EXERCISE REQUIREMENTS ->
Down to the last line, copy the records below without any change.

Records from a data source
■ ■ ■ ■ ■ ■ ■

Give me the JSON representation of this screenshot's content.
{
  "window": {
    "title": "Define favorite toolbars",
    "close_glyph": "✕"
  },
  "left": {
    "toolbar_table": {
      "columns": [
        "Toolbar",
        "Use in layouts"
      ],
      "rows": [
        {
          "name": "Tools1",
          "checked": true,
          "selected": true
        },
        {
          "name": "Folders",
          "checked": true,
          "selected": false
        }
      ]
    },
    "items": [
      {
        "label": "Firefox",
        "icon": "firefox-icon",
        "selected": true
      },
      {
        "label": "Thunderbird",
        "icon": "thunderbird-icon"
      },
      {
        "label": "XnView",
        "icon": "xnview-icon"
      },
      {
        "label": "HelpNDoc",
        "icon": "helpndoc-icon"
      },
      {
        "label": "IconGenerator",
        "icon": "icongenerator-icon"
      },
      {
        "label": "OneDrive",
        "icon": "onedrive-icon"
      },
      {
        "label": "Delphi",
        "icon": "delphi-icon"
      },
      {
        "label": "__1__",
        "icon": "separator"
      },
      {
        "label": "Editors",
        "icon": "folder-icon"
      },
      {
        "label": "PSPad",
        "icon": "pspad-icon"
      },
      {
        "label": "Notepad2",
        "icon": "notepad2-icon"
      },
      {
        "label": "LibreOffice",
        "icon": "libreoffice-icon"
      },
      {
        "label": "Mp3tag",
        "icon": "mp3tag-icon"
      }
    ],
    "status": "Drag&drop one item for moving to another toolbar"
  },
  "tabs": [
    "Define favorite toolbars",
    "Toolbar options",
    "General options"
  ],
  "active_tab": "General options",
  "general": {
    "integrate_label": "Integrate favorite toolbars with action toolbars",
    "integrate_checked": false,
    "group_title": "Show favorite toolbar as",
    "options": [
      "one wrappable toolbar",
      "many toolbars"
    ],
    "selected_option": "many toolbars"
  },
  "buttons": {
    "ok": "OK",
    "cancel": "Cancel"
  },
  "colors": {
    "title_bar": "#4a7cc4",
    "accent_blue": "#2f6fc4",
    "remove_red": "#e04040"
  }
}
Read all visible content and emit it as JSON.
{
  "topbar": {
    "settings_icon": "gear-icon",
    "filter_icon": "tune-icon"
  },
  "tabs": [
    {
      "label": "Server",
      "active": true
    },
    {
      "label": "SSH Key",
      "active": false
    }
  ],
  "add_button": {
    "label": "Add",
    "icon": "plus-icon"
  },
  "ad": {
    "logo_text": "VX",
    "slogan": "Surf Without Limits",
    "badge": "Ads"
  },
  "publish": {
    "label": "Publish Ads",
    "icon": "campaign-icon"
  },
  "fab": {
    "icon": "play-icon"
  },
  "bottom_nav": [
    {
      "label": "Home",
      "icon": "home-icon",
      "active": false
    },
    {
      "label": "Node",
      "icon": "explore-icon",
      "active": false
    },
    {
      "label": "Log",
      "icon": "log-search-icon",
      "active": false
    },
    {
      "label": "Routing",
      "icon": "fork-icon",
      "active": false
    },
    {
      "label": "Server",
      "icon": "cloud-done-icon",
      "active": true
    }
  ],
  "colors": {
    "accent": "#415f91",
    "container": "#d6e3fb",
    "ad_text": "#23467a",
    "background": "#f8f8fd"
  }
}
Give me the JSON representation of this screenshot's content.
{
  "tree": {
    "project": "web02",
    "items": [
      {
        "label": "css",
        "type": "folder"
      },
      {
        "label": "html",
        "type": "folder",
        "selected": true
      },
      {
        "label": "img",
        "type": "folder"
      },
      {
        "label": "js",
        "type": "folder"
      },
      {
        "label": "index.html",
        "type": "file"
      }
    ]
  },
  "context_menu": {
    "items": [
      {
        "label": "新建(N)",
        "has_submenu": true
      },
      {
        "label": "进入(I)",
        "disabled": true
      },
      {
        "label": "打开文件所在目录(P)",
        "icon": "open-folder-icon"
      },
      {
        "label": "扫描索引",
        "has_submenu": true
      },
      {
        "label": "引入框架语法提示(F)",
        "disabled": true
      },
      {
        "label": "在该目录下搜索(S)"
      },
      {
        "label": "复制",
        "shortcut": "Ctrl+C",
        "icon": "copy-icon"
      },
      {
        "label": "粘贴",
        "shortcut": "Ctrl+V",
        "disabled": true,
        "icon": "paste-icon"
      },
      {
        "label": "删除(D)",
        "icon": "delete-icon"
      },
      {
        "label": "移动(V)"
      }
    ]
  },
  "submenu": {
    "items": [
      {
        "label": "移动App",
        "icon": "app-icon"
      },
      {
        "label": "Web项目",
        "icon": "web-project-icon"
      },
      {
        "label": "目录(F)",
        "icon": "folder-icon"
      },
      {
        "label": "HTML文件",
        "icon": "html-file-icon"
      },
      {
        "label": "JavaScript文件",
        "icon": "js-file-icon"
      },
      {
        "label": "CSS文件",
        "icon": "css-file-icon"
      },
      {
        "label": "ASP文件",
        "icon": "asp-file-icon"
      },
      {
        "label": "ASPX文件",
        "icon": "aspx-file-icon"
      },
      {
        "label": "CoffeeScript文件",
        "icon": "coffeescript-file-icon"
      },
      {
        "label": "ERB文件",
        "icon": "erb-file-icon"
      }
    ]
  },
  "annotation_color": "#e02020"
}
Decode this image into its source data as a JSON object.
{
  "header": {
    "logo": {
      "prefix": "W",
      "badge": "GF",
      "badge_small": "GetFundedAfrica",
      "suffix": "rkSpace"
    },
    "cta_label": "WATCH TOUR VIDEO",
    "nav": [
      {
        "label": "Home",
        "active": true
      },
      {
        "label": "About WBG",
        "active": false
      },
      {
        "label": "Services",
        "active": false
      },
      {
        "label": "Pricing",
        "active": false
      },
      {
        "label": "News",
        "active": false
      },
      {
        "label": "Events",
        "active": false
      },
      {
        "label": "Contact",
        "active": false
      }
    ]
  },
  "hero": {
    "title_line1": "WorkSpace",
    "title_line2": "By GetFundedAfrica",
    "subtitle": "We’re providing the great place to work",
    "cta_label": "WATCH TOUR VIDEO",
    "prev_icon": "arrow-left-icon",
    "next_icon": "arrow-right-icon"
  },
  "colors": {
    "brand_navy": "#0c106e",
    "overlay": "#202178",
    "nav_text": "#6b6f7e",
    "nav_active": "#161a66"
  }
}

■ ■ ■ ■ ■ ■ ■

WRITTEN RESPONSE ->
Give me the JSON representation of this screenshot's content.
{
  "window": {
    "title": "Define favorite toolbars",
    "close_glyph": "✕"
  },
  "left": {
    "toolbar_table": {
      "columns": [
        "Toolbar",
        "Use in layouts"
      ],
      "rows": [
        {
          "name": "Tools1",
          "checked": true,
          "selected": true
        },
        {
          "name": "Folders",
          "checked": true,
          "selected": false
        }
      ]
    },
    "items": [
      {
        "label": "Firefox",
        "icon": "firefox-icon",
        "selected": true
      },
      {
        "label": "Thunderbird",
        "icon": "thunderbird-icon"
      },
      {
        "label": "XnView",
        "icon": "xnview-icon"
      },
      {
        "label": "HelpNDoc",
        "icon": "helpndoc-icon"
      },
      {
        "label": "IconGenerator",
        "icon": "icongenerator-icon"
      },
      {
        "label": "OneDrive",
        "icon": "onedrive-icon"
      },
      {
        "label": "Delphi",
        "icon": "delphi-icon"
      },
      {
        "label": "__1__",
        "icon": "separator"
      },
      {
        "label": "Editors",
        "icon": "folder-icon"
      },
      {
        "label": "PSPad",
        "icon": "pspad-icon"
      },
      {
        "label": "Notepad2",
        "icon": "notepad2-icon"
      },
      {
        "label": "LibreOffice",
        "icon": "libreoffice-icon"
      },
      {
        "label": "Mp3tag",
        "icon": "mp3tag-icon"
      }
    ],
    "status": "Drag&drop one item for moving to another toolbar"
  },
  "tabs": [
    "Define favorite toolbars",
    "Toolbar options",
    "General options"
  ],
  "active_tab": "General options",
  "general": {
    "integrate_label": "Integrate favorite toolbars with action toolbars",
    "integrate_checked": false,
    "group_title": "Show favorite toolbar as",
    "options": [
      "one wrappable toolbar",
      "many toolbars"
    ],
    "selected_option": "many toolbars"
  },
  "buttons": {
    "ok": "OK",
    "cancel": "Cancel"
  },
  "colors": {
    "title_bar": "#4a7cc4",
    "accent_blue": "#2f6fc4",
    "remove_red": "#e04040"
  }
}
Read all visible content and emit it as JSON.
{
  "topbar": {
    "settings_icon": "gear-icon",
    "filter_icon": "tune-icon"
  },
  "tabs": [
    {
      "label": "Server",
      "active": true
    },
    {
      "label": "SSH Key",
      "active": false
    }
  ],
  "add_button": {
    "label": "Add",
    "icon": "plus-icon"
  },
  "ad": {
    "logo_text": "VX",
    "slogan": "Surf Without Limits",
    "badge": "Ads"
  },
  "publish": {
    "label": "Publish Ads",
    "icon": "campaign-icon"
  },
  "fab": {
    "icon": "play-icon"
  },
  "bottom_nav": [
    {
      "label": "Home",
      "icon": "home-icon",
      "active": false
    },
    {
      "label": "Node",
      "icon": "explore-icon",
      "active": false
    },
    {
      "label": "Log",
      "icon": "log-search-icon",
      "active": false
    },
    {
      "label": "Routing",
      "icon": "fork-icon",
      "active": false
    },
    {
      "label": "Server",
      "icon": "cloud-done-icon",
      "active": true
    }
  ],
  "colors": {
    "accent": "#415f91",
    "container": "#d6e3fb",
    "ad_text": "#23467a",
    "background": "#f8f8fd"
  }
}
Give me the JSON representation of this screenshot's content.
{
  "tree": {
    "project": "web02",
    "items": [
      {
        "label": "css",
        "type": "folder"
      },
      {
        "label": "html",
        "type": "folder",
        "selected": true
      },
      {
        "label": "img",
        "type": "folder"
      },
      {
        "label": "js",
        "type": "folder"
      },
      {
        "label": "index.html",
        "type": "file"
      }
    ]
  },
  "context_menu": {
    "items": [
      {
        "label": "新建(N)",
        "has_submenu": true
      },
      {
        "label": "进入(I)",
        "disabled": true
      },
      {
        "label": "打开文件所在目录(P)",
        "icon": "open-folder-icon"
      },
      {
        "label": "扫描索引",
        "has_submenu": true
      },
      {
        "label": "引入框架语法提示(F)",
        "disabled": true
      },
      {
        "label": "在该目录下搜索(S)"
      },
      {
        "label": "复制",
        "shortcut": "Ctrl+C",
        "icon": "copy-icon"
      },
      {
        "label": "粘贴",
        "shortcut": "Ctrl+V",
        "disabled": true,
        "icon": "paste-icon"
      },
      {
        "label": "删除(D)",
        "icon": "delete-icon"
      },
      {
        "label": "移动(V)"
      }
    ]
  },
  "submenu": {
    "items": [
      {
        "label": "移动App",
        "icon": "app-icon"
      },
      {
        "label": "Web项目",
        "icon": "web-project-icon"
      },
      {
        "label": "目录(F)",
        "icon": "folder-icon"
      },
      {
        "label": "HTML文件",
        "icon": "html-file-icon"
      },
      {
        "label": "JavaScript文件",
        "icon": "js-file-icon"
      },
      {
        "label": "CSS文件",
        "icon": "css-file-icon"
      },
      {
        "label": "ASP文件",
        "icon": "asp-file-icon"
      },
      {
        "label": "ASPX文件",
        "icon": "aspx-file-icon"
      },
      {
        "label": "CoffeeScript文件",
        "icon": "coffeescript-file-icon"
      },
      {
        "label": "ERB文件",
        "icon": "erb-file-icon"
      }
    ]
  },
  "annotation_color": "#e02020"
}
Decode this image into its source data as a JSON object.
{
  "header": {
    "logo": {
      "prefix": "W",
      "badge": "GF",
      "badge_small": "GetFundedAfrica",
      "suffix": "rkSpace"
    },
    "cta_label": "WATCH TOUR VIDEO",
    "nav": [
      {
        "label": "Home",
        "active": true
      },
      {
        "label": "About WBG",
        "active": false
      },
      {
        "label": "Services",
        "active": false
      },
      {
        "label": "Pricing",
        "active": false
      },
      {
        "label": "News",
        "active": false
      },
      {
        "label": "Events",
        "active": false
      },
      {
        "label": "Contact",
        "active": false
      }
    ]
  },
  "hero": {
    "title_line1": "WorkSpace",
    "title_line2": "By GetFundedAfrica",
    "subtitle": "We’re providing the great place to work",
    "cta_label": "WATCH TOUR VIDEO",
    "prev_icon": "arrow-left-icon",
    "next_icon": "arrow-right-icon"
  },
  "colors": {
    "brand_navy": "#0c106e",
    "overlay": "#202178",
    "nav_text": "#6b6f7e",
    "nav_active": "#161a66"
  }
}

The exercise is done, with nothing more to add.